One of the public workers interviewed in the article seems satisfied. He and his wife have eight children and, with the additional child support from the state, he earns 77,300 forints a month. That is 250 euros for a family of ten. They can survive on that amount of money because the children receive their meals in school, meals that are supplied from the 7 hectares the public workers cultivate. Also, the municipality’s rabbits can be bought cheaply: 700 forints a kilogram–and we know about rabbits. There will be no shortage of them, so the price should drop further.
Gyulaj is a rare exception. Soon there will be no more money for the public workers, whose numbers swelled to boost the government’s popularity before the election. Mayors report that in some cases the number of workers will be cut in half. Keep in mind that no dole will be forthcoming because the Orbán government abolished it. Gyulaj’s budget, however, will not be cut. Either the mayor is a very lucky woman or the government thinks it needs a few success stories.
Poverty remains a serious problem in Hungary. According to estimates, half a million children live in poverty and over 40,000 go to bed hungry. These children receive some meals in nurseries, pre-school institutions and schools on weekdays. But during the weekends there is often nothing to eat at home.
A charitable organization, the Children’s Nutrition Fund of Hungary, is working to alleviate this problem. (For more about the American branch of this non-profit see the post below.) The organization has been active since 1993. In 2012 80,000 families benefited from donations collected by CNFH, and last year 4,000,000 kilograms of food were distributed to children in need.
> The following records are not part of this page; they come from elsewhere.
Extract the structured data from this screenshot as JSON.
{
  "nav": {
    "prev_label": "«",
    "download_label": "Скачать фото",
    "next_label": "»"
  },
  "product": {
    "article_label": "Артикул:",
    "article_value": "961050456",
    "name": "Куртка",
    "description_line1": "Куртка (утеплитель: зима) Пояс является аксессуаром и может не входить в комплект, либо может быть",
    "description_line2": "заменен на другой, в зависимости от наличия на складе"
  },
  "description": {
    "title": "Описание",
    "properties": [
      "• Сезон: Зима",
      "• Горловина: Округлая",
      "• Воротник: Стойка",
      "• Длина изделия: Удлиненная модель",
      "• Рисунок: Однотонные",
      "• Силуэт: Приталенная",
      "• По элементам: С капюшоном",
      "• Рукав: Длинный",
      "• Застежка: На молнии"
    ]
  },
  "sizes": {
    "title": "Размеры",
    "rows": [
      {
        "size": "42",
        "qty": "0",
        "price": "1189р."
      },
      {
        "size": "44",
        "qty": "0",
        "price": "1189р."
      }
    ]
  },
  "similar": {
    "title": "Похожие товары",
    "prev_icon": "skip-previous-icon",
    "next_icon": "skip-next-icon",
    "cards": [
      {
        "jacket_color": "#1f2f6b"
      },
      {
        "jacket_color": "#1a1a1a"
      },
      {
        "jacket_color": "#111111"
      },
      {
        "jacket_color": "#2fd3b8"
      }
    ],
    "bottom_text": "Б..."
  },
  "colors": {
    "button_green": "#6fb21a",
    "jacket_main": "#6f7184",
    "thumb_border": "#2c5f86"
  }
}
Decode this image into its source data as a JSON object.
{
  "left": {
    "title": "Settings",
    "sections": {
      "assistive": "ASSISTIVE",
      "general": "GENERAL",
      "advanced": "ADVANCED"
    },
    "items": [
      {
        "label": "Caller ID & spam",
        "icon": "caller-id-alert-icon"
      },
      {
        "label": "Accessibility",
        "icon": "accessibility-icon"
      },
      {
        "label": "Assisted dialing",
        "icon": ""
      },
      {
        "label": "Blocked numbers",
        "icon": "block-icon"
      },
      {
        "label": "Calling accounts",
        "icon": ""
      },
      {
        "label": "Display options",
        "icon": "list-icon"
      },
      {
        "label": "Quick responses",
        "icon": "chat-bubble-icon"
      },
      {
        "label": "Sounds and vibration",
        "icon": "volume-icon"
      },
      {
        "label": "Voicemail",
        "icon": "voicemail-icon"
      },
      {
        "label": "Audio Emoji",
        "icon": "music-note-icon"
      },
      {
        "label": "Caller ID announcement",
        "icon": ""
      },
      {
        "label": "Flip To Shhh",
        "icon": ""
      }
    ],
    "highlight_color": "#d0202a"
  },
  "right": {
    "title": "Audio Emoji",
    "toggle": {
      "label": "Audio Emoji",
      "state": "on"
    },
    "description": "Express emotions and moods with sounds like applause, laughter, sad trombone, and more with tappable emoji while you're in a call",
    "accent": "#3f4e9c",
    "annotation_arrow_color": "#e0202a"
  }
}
And there is need because poverty is growing in Hungary.
Of course, not all those under the poverty line are Roma, but many of them are. They are also discriminated against. Gyulaj’s school is almost completely segregated and therefore, as the principal of the school told the Népszabadság reporter, students are not prepared for the kind of discrimination and hatred that is awaiting them once they step outside their village. In a way, they live in a bubble, unprepared for Hungarian reality.
CNFH believes that easing poverty can reduce racism as well. It is certainly a step in the right direction.